This does not mean, of necessity, that the SSRIs should not be prescribed for melancholic depression, particularly if there has been a previous response, the episode is an initial one and, anecdotally, if the patient is young and if observable psychomotor disturbance is absent or slight. It might suggest, however, that any such trial might be relatively brief and, if no improvement is observed, consideration should be given to a more broad-based antidepressant.

Second, we require more efficacy data from clinical panel studies, and for treatment guidelines to both move away from their focus on efficacy data and respect the importance of depressive subtypes, rather than operate to a dated and limited severity-based paradigm (Parker, 2000).

Third, should the pharmaceutical companies be apprehensive? Yes, if their antidepressant is truly less effective as an antidepressant or if they view their drug as being all things to all depressions — rather than identifying its niche by examining the strengths and weaknesses of the drug across differing conditions.
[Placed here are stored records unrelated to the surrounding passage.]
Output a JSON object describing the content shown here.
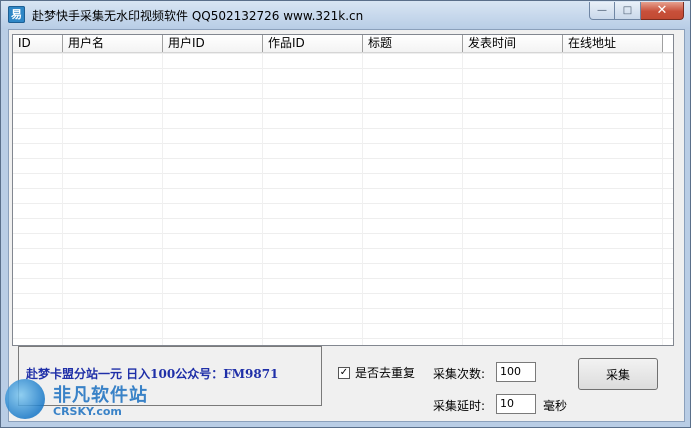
{
  "window": {
    "title": "赴梦快手采集无水印视频软件   QQ502132726   www.321k.cn",
    "icon_label": "易",
    "min_glyph": "—",
    "max_glyph": "□",
    "close_glyph": "✕"
  },
  "table": {
    "columns": [
      "ID",
      "用户名",
      "用户ID",
      "作品ID",
      "标题",
      "发表时间",
      "在线地址"
    ],
    "rows": []
  },
  "notice": {
    "text": "赴梦卡盟分站一元 日入100公众号：FM9871"
  },
  "options": {
    "dedupe_label": "是否去重复",
    "dedupe_checked": "✓",
    "count_label": "采集次数:",
    "count_value": "100",
    "delay_label": "采集延时:",
    "delay_value": "10",
    "delay_unit": "毫秒",
    "collect_button": "采集"
  },
  "watermark": {
    "cn": "非凡软件站",
    "en": "CRSKY.com"
  }
}
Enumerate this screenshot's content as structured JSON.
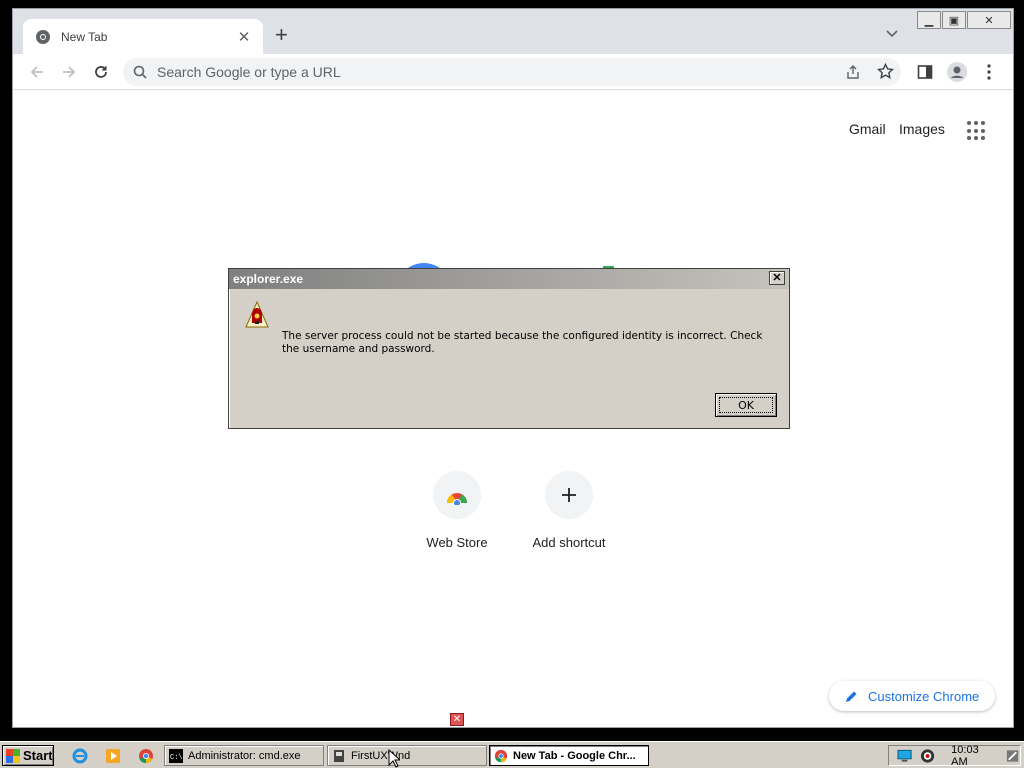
{
  "browser": {
    "tab_title": "New Tab",
    "address_placeholder": "Search Google or type a URL"
  },
  "ntp": {
    "links": [
      "Gmail",
      "Images"
    ],
    "shortcuts": [
      {
        "label": "Web Store",
        "icon": "chrome-web-store-icon"
      },
      {
        "label": "Add shortcut",
        "icon": "plus-icon"
      }
    ],
    "customize_label": "Customize Chrome"
  },
  "dialog": {
    "title": "explorer.exe",
    "message": "The server process could not be started because the configured identity is incorrect. Check the username and password.",
    "ok_label": "OK",
    "icon": "warning-icon"
  },
  "taskbar": {
    "start_label": "Start",
    "tasks": [
      {
        "label": "Administrator: cmd.exe",
        "icon": "cmd-icon",
        "active": false
      },
      {
        "label": "FirstUXWnd",
        "icon": "app-icon",
        "active": false
      },
      {
        "label": "New Tab - Google Chr...",
        "icon": "chrome-icon",
        "active": true
      }
    ],
    "clock": "10:03 AM"
  },
  "colors": {
    "accent": "#1a73e8",
    "dialog_bg": "#d4d0c8",
    "taskbar_bg": "#d4d0c8"
  }
}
If, as suggested here for SSRIs, any (overall) decreased effectiveness is restricted to melancholic depression, this should not be a substantive concern — as melancholia is (comparatively) of low prevalence. If equipotent for non-melancholic depression, then obvious cost-benefit advantages of SSRIs (e.g. adherence, side-effect profile) remain. More importantly, the industry might then seek to determine what properties of the SSRI are missing (in comparison to the older broad-based antidepressants) that are relevant to the pathogenesis of melancholia, and thus ‘ boutique’ drugs might emerge more rapidly. There is much to be gained by the adoption of a new model that rejects views that all depressive disorders are the same and that the antidepressants have comparable levels of effectiveness.


Thanks to colleagues at the Mood Disorders Unit for their comments, and Kerrie Eyers for manuscript assistance.


  • * This editorial is an expansion and update of one of five issues addressed in the 1999 William Sargant Memorial Lecture, ‘Dysfunctional assumptions about the depressive disorders’, delivered to the Royal College of Psychiatrists' Faculty for General and Community Psychiatry and the Collegiate Trainees' Committee, 21 January 1999, Nottingham, UK.

  • Received August 18, 2000.
  • Revision received February 12, 2001.
  • Accepted February 13, 2001.